You are here:Home > Coming to Court > Service of Process

Service of Process

“Service” is the legal term applied to the process by which a Defendant is summoned (notified) that he or she has been named in a lawsuit. Without service the case cannot proceed.

Methods for accomplishing delivery of a divorce complaint, or counterclaim are described in Rules 4 through 4.6 of the Ohio Rules of Civil Procedure. A party may be served by certified or express mail through the United States Postal Service, by commercial carrier, return receipt requested; or by deputy sheriff or a process server who is specially appointed by the Court. All service requests must be made through the Clerk of Courts. Service by process server or deputy sheriff may be delivered personally by handing the person a copy of the pleading or by leaving a copy of the pleading at the party’s residence or place of business, if it is very likely that the party will receive them there. A party can be served by publication if he or she cannot be located. The fact that a lawsuit has been filed is published in a newspaper, the Daily Legal News, for six weeks.

Papers filed after service of the initial summons may be mailed directly to the opposing party or that party’s attorney according to Civil Rule 5.

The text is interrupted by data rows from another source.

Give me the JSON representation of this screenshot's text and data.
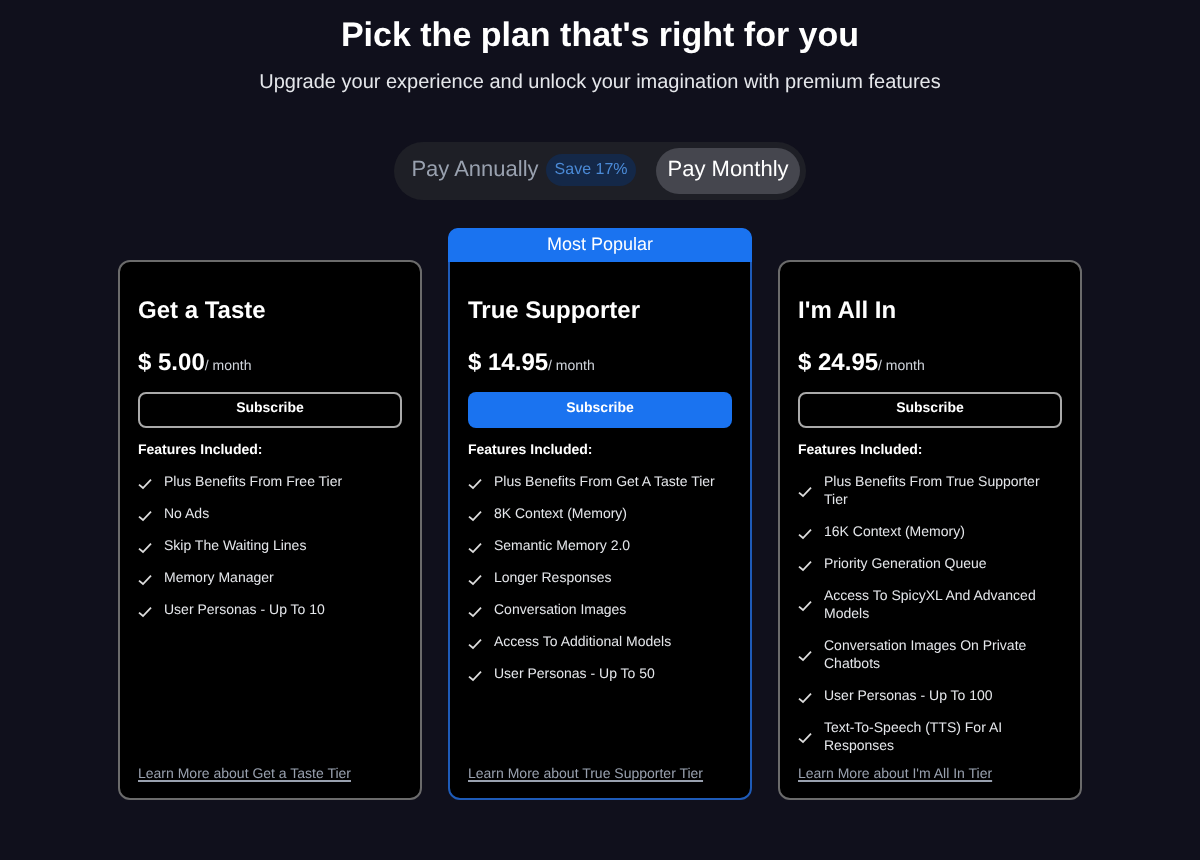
{
  "heading": "Pick the plan that's right for you",
  "subheading": "Upgrade your experience and unlock your imagination with premium features",
  "billing_toggle": [
    {
      "label": "Pay Annually",
      "badge": "Save 17%",
      "selected": false
    },
    {
      "label": "Pay Monthly",
      "selected": true
    }
  ],
  "plans": [
    {
      "name": "Get a Taste",
      "price": "$ 5.00",
      "period": "/ month",
      "button": "Subscribe",
      "highlighted": false,
      "features_title": "Features Included:",
      "features": [
        "Plus Benefits From Free Tier",
        "No Ads",
        "Skip The Waiting Lines",
        "Memory Manager",
        "User Personas - Up To 10"
      ],
      "link": "Learn More about Get a Taste Tier"
    },
    {
      "name": "True Supporter",
      "ribbon": "Most Popular",
      "price": "$ 14.95",
      "period": "/ month",
      "button": "Subscribe",
      "highlighted": true,
      "features_title": "Features Included:",
      "features": [
        "Plus Benefits From Get A Taste Tier",
        "8K Context (Memory)",
        "Semantic Memory 2.0",
        "Longer Responses",
        "Conversation Images",
        "Access To Additional Models",
        "User Personas - Up To 50"
      ],
      "link": "Learn More about True Supporter Tier"
    },
    {
      "name": "I'm All In",
      "price": "$ 24.95",
      "period": "/ month",
      "button": "Subscribe",
      "highlighted": false,
      "features_title": "Features Included:",
      "features": [
        "Plus Benefits From True Supporter Tier",
        "16K Context (Memory)",
        "Priority Generation Queue",
        "Access To SpicyXL And Advanced Models",
        "Conversation Images On Private Chatbots",
        "User Personas - Up To 100",
        "Text-To-Speech (TTS) For AI Responses"
      ],
      "link": "Learn More about I'm All In Tier"
    }
  ]
}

Motions filed after the marriage has ended have to be served on the other party pursuant to the rules set forth above. The proper service of post decree motions give the Court the proper authority over the issue in the motion.

Requesting service of process starts with completing “Instructions for Service” for the Clerk of Courts and providing the Clerk with a copy of the pleading to be served. If the intended recipient or another person signs for the mail, the Postal Service or commercial carrier will notify the Clerk of Courts who will then enter the fact of service on the Court’s docket. Service is then considered complete.

If the intended recipient is not present and the mail has not been accepted, notification will be left at the address requesting that the recipient claim the mail. If the recipient fails to claim or refuses to accept the mail the Clerk of Courts will be notified and will note that fact on the docket. The Clerk will send a notice to the person who requested service informing that service has failed. If service was not claimed or was refused the person requesting service may file another "Instruction for Service" asking the Clerk to send a copy of the document by ordinary U.S. mail. Another copy of the document must be provided to the Clerk to mail. Ordinary mail service cannot be requested if the item were returned for reasons other than "unclaimed" or "refused.”

The person requesting service is responsible for ensuring that service has been completed. Service information is available on the Clerk of Courts' civil docket. The civil docket can be viewed at